CHARLESTOWN MP Jodie Harrison “drew a line in the sand”.
She was not going to tolerate death threats to herself or her staff because “everyone deserves to work in a safe workplace”.
So when electorate officers discovered two envelopes containing the threatening messages stuffed under the front door of the state Labor MP’s Charlestown office on the morning of March 3, 2017, Ms Harrison said enough and had the threats reported to police.
“To the Minister [sic],” the typed message on both envelopes read. “You are in TREASON,,, you will be hung until you are dead [sic]. No Mercy, No prisoners [sic]. You are scum.”
According to agreed facts tendered to court, the envelopes contained documents “relating to the legitimacy of Australian law, Australian courts and the parliamentary system”.
Detectives were able to identify the sender, Christopher Hardy, through fingerprint marks left on the sticky tape used to seal the envelopes.
Hardy, 46, of Elton Avenue, Adamstown Heights, was the owner of a jewellery business which traded opposite to Ms Harrison’s office in the Hilltop Shopping Plaza.
On May 3, the day after an unrelated dispute in relation to his lease, police executed a search warrant after becoming concerned by what they saw at the shopfront.

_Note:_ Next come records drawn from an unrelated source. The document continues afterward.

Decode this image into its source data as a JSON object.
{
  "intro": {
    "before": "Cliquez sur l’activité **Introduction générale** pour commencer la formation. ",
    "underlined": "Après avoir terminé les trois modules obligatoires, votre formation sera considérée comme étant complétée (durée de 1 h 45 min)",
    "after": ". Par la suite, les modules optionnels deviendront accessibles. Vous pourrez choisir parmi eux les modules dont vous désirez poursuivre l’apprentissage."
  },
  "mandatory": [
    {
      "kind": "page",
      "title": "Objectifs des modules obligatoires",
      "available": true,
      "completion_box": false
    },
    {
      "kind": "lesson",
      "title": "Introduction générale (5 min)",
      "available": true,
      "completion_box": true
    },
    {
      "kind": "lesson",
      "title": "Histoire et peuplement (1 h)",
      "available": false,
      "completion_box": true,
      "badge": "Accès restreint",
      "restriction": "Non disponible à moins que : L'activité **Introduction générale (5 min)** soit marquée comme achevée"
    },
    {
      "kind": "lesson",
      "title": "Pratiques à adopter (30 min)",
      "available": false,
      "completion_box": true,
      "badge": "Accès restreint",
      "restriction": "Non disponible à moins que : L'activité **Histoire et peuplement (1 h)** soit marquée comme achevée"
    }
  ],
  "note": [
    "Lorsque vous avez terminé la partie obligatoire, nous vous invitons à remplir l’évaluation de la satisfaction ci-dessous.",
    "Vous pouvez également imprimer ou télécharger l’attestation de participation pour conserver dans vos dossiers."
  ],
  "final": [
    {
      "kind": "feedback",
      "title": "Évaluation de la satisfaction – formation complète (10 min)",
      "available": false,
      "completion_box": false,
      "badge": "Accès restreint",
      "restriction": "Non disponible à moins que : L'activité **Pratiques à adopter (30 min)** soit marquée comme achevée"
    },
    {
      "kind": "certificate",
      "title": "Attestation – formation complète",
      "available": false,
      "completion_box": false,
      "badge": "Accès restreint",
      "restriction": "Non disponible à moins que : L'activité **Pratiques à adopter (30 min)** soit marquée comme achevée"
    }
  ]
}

According to the facts, police seized a large number of documents that were titled “A Word About Policy Enforcement Officers and Kidnapping”, “Little Black Book of Operations Tradecraft”, “US Army Field Manual - Boobytraps”, “Critical Analysis of Nitramine Decomposition Data”, “.30 Cal Gattling Machine Gun Plans” and “Introduction to Modern Gunsmithing”.
The documents included a 45-page extract on “CIA assassination techniques”, the facts said.
Police also seized nunchakus, a slingshot with metal ball bearings, an air pistol and knives.
Hardy was arrested and when questioned by detectives said, in part: “I comprehend what you’re telling me but I do not understand the laws in which you act under. I do not accept them.”
Magistrate Les Brennan said death threats should be taken seriously even if “the threats that are made will never be carried out”.
Ms Harrison told the Newcastle Herald after sentencing she did not know Hardy and had never met him.
The former Lake Macquarie mayor said even though politicians regularly receive threats she “drew a line in the sand” on this occasion.
“I’m not going to let myself, or my staff, be threatened like that,” she said.
“Everyone deserves to work in a safe workplace.”
Hardy was sentenced to a maximum 16 months’ jail with a non-parole period of one year.